(Entries from a dataset of interfaces)
● ● ● ● ● ● ●

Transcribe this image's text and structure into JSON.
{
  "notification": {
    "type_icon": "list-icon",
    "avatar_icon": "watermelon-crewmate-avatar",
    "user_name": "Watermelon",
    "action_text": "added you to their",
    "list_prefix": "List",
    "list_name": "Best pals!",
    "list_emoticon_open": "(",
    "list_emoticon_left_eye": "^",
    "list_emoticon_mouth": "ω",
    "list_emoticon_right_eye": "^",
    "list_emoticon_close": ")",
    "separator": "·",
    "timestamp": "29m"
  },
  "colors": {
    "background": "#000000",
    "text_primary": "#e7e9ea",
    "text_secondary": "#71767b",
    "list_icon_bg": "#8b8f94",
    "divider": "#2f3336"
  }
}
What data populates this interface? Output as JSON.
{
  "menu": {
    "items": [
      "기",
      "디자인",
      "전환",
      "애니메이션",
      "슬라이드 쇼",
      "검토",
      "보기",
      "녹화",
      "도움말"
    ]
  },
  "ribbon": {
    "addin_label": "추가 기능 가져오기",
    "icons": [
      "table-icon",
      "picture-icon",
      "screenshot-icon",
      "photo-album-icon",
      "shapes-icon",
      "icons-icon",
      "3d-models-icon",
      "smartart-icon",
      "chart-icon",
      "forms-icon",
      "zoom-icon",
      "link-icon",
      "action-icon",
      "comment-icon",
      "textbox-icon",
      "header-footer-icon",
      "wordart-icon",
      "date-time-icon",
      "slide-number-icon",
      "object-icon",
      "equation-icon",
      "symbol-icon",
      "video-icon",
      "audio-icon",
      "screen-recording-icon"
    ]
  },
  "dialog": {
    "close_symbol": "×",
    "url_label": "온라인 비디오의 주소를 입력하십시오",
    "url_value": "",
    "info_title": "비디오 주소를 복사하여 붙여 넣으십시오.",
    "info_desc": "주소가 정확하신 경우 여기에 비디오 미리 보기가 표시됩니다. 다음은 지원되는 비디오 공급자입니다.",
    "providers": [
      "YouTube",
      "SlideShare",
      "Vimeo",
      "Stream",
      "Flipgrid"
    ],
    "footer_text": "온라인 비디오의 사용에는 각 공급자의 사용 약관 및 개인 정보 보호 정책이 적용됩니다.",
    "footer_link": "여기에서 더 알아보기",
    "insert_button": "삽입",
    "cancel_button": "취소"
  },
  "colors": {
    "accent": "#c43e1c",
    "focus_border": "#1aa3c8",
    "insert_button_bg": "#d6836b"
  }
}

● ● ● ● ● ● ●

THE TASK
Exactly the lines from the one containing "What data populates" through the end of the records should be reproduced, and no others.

ANSWER SECTION
What data populates this interface? Output as JSON.
{
  "menu": {
    "items": [
      "기",
      "디자인",
      "전환",
      "애니메이션",
      "슬라이드 쇼",
      "검토",
      "보기",
      "녹화",
      "도움말"
    ]
  },
  "ribbon": {
    "addin_label": "추가 기능 가져오기",
    "icons": [
      "table-icon",
      "picture-icon",
      "screenshot-icon",
      "photo-album-icon",
      "shapes-icon",
      "icons-icon",
      "3d-models-icon",
      "smartart-icon",
      "chart-icon",
      "forms-icon",
      "zoom-icon",
      "link-icon",
      "action-icon",
      "comment-icon",
      "textbox-icon",
      "header-footer-icon",
      "wordart-icon",
      "date-time-icon",
      "slide-number-icon",
      "object-icon",
      "equation-icon",
      "symbol-icon",
      "video-icon",
      "audio-icon",
      "screen-recording-icon"
    ]
  },
  "dialog": {
    "close_symbol": "×",
    "url_label": "온라인 비디오의 주소를 입력하십시오",
    "url_value": "",
    "info_title": "비디오 주소를 복사하여 붙여 넣으십시오.",
    "info_desc": "주소가 정확하신 경우 여기에 비디오 미리 보기가 표시됩니다. 다음은 지원되는 비디오 공급자입니다.",
    "providers": [
      "YouTube",
      "SlideShare",
      "Vimeo",
      "Stream",
      "Flipgrid"
    ],
    "footer_text": "온라인 비디오의 사용에는 각 공급자의 사용 약관 및 개인 정보 보호 정책이 적용됩니다.",
    "footer_link": "여기에서 더 알아보기",
    "insert_button": "삽입",
    "cancel_button": "취소"
  },
  "colors": {
    "accent": "#c43e1c",
    "focus_border": "#1aa3c8",
    "insert_button_bg": "#d6836b"
  }
}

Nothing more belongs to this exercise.